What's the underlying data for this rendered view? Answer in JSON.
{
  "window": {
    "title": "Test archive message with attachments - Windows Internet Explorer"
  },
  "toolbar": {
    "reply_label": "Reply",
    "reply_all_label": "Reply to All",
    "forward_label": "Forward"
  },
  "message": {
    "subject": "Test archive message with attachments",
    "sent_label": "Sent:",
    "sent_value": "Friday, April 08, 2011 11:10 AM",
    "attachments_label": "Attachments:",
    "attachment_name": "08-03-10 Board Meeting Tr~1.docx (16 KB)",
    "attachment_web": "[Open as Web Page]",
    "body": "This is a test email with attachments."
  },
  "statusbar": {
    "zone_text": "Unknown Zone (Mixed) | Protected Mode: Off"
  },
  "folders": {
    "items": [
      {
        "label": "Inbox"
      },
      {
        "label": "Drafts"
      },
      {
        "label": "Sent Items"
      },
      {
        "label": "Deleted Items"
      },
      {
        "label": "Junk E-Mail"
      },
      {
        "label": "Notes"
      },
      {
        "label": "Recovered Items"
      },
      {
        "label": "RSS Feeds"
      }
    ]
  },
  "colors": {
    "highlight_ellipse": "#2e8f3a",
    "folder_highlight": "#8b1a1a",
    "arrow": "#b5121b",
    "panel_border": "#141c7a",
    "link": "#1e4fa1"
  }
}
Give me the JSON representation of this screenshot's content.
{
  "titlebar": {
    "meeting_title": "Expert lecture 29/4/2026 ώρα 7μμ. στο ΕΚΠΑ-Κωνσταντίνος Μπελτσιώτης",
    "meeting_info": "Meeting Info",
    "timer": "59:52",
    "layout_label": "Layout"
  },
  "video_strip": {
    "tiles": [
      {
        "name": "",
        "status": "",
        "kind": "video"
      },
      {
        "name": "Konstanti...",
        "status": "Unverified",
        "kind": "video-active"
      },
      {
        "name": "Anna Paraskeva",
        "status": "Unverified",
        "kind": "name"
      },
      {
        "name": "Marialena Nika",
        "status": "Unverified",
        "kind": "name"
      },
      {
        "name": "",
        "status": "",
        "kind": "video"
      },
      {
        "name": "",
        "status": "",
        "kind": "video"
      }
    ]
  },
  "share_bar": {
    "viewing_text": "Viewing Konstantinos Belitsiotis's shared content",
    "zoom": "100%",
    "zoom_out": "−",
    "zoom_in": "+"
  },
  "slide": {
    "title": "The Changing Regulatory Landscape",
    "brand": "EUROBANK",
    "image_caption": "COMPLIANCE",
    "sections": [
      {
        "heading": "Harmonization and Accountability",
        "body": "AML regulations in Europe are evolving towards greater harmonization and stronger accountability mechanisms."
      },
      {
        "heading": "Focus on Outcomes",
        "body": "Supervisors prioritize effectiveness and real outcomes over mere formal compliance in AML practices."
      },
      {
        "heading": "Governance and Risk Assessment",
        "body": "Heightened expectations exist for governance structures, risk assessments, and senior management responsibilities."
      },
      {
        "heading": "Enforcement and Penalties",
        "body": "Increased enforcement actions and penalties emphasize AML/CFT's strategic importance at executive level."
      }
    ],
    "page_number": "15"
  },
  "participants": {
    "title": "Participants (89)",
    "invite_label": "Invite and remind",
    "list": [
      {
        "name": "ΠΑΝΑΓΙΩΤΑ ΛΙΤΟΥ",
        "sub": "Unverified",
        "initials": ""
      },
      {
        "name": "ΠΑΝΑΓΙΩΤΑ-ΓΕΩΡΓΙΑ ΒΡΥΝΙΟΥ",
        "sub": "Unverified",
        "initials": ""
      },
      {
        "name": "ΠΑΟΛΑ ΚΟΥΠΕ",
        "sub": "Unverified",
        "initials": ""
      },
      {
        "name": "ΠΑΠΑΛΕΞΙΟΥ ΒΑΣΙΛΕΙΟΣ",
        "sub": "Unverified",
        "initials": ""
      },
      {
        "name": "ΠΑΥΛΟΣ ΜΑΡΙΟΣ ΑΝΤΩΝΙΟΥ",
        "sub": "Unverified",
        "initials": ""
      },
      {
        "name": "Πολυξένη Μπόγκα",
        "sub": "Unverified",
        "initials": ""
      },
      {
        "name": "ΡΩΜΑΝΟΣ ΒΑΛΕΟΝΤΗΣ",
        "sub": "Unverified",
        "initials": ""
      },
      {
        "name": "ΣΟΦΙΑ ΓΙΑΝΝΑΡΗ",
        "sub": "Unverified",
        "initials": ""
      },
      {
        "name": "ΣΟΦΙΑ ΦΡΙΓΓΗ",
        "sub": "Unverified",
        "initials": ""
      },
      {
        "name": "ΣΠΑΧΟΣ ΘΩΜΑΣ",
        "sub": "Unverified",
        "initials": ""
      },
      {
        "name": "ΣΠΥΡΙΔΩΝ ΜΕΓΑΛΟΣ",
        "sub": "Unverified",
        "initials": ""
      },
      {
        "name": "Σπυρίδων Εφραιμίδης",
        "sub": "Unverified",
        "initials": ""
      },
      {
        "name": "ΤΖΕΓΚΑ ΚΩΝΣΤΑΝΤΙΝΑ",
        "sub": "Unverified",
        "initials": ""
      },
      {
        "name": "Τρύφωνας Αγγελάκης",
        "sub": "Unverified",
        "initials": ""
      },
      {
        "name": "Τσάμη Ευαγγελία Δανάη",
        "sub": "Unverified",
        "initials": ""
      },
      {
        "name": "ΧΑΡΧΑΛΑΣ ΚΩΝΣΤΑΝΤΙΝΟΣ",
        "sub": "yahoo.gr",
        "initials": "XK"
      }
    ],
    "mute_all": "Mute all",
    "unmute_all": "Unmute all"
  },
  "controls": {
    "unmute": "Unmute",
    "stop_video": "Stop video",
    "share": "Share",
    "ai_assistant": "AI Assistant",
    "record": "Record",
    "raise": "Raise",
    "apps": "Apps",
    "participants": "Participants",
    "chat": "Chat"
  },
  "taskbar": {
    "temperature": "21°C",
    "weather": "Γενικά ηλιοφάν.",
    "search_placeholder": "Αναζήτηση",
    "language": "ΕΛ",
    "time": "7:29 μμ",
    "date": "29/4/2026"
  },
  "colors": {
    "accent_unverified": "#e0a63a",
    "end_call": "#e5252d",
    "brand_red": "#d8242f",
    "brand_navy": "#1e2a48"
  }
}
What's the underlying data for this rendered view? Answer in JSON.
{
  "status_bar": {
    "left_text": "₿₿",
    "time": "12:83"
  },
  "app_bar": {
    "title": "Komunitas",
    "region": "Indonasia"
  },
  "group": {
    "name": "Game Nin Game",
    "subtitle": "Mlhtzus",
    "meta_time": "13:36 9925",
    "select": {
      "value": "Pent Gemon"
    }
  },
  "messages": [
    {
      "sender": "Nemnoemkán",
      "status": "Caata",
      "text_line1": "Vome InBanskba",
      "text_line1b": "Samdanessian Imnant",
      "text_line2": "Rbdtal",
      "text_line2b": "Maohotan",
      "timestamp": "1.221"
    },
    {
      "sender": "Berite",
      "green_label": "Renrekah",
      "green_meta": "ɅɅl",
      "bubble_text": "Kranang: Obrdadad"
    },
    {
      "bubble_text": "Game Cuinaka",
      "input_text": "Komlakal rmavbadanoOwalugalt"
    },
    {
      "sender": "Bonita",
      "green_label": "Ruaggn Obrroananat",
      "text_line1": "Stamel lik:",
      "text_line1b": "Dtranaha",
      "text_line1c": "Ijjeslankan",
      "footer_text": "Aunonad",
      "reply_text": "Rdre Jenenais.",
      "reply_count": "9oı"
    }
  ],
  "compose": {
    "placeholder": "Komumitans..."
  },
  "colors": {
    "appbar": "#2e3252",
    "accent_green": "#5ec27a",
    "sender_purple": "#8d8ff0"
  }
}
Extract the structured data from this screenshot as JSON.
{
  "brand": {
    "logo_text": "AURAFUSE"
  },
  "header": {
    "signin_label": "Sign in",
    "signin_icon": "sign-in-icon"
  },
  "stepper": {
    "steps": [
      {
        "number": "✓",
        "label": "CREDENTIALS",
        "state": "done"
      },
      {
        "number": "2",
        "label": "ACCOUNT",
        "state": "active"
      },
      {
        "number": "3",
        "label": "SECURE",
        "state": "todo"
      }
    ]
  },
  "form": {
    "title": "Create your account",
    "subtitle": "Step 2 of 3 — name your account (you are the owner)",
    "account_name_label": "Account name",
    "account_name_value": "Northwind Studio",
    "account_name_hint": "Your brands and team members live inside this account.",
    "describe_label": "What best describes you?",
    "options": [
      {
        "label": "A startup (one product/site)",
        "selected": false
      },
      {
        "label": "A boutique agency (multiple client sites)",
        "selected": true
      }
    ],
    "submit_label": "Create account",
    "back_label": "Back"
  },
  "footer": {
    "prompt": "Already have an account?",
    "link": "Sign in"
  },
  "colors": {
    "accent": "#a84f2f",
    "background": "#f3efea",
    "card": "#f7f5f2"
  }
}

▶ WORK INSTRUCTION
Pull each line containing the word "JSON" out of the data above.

▶ TASK SOLUTION
What's the underlying data for this rendered view? Answer in JSON.
Give me the JSON representation of this screenshot's content.
What's the underlying data for this rendered view? Answer in JSON.
Extract the structured data from this screenshot as JSON.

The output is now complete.